In the first SparkNote on kinematics and special relativity we examined how objects
are observed when they are in motion. We did not pay any attention to how they came to be in motion, how they may have stayed
in motion and how objects could interact in
spacetime. All these concepts fall under the
concepts of dynamics, which examines what happens to mass, momentum, energy, force and acceleration in Special Relativity. As
we shall see Einstein's theory has remarkable consequences for these concepts too.

In the first section we will explore the concepts of relativistic energy and relativistic momentum.
The quantities are so-called because the equations by which they are expressed bear some relation to the
equations for Newtonian energy and momentum. However, the most important thing to remember is that
'energy' and 'momentum' are just labels which we attached to quantities which happen to be conserved in the
interactions between particles we observe.
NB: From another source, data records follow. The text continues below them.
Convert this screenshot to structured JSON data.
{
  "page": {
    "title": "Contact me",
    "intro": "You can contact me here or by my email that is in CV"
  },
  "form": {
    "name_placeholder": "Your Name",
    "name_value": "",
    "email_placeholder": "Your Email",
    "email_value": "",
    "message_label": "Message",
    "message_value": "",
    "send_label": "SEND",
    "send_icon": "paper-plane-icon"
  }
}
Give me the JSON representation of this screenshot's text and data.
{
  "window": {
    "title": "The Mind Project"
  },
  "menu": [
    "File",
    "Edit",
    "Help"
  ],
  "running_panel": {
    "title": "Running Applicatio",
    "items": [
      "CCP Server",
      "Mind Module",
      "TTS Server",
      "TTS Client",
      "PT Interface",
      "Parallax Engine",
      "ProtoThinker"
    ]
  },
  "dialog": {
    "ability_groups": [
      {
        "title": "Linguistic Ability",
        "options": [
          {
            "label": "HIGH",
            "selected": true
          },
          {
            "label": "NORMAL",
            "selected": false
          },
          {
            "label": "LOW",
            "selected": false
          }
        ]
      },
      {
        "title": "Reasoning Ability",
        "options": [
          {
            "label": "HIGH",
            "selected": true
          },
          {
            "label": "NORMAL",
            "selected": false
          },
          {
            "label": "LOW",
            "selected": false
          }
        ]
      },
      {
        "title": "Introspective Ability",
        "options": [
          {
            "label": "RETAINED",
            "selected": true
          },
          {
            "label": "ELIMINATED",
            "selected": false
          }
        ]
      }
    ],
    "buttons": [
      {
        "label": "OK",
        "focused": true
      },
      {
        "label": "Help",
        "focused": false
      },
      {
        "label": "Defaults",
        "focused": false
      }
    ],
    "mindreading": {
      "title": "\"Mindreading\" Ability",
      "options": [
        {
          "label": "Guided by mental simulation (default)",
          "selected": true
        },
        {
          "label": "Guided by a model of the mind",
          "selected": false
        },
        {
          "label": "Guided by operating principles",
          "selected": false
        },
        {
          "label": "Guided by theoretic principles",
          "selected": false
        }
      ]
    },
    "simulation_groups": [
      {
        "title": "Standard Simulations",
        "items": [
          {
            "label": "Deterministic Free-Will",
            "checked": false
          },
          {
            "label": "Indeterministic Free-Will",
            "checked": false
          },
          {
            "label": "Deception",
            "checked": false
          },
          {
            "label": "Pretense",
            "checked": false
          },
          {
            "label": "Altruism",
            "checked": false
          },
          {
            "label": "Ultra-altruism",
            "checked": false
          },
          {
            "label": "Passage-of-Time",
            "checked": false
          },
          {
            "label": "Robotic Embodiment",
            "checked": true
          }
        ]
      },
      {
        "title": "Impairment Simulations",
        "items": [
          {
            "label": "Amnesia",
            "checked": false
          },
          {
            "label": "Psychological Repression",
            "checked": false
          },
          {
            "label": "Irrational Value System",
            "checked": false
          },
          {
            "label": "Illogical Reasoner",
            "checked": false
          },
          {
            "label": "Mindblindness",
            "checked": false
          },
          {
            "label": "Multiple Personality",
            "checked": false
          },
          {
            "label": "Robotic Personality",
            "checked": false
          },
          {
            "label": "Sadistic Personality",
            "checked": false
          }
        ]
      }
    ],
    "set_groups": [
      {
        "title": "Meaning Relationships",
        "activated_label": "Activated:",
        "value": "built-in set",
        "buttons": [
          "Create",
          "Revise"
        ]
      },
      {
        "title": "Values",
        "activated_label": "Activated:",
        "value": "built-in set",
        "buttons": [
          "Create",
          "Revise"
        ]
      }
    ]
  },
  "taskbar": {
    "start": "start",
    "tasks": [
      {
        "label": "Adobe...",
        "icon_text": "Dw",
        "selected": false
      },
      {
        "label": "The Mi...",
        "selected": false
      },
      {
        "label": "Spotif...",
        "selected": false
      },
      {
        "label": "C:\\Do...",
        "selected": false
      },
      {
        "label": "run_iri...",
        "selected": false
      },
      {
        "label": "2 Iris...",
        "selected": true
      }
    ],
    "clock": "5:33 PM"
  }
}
It is this conservation, which can be verified only experimentally,
that makes energy and momentum such important concepts. The second section will introduce the concept
of a 4-vector. These are just like regular vectors except they have
four components. 4-vectors and the concepts associated with them can be used to greatly simplify
much of Special Relativity; indeed all of Special Relativity can be expressed in 4-vector equations. The
final section will consider relativistic force and acceleration.

The treatment of energy and momentum given here will differ from many presentations in what is term
'mass.' Some textbooks refer to the mass of a particle at rest (a motionless particle) as its * rest mass *
and the mass of a moving particle as a 'relativistic mass' (*m*_{rel} = *γm*). Although this notation
leads to a formula for momentum , which is familiar, it can ultimately only be confusing.
Here we will only refer to one type of mass, the one which other authors call the 'rest mass.' This is
the same mass that appears in all the Newtonian formulas (eg. ) and it is the same mass
than one would find if one actually weighed the particle when it is at rest. This single concept of mass is
frame-independent (it is the same in all frames) and avoids the confusion between whether we are talking
about rest mass or relativistic mass.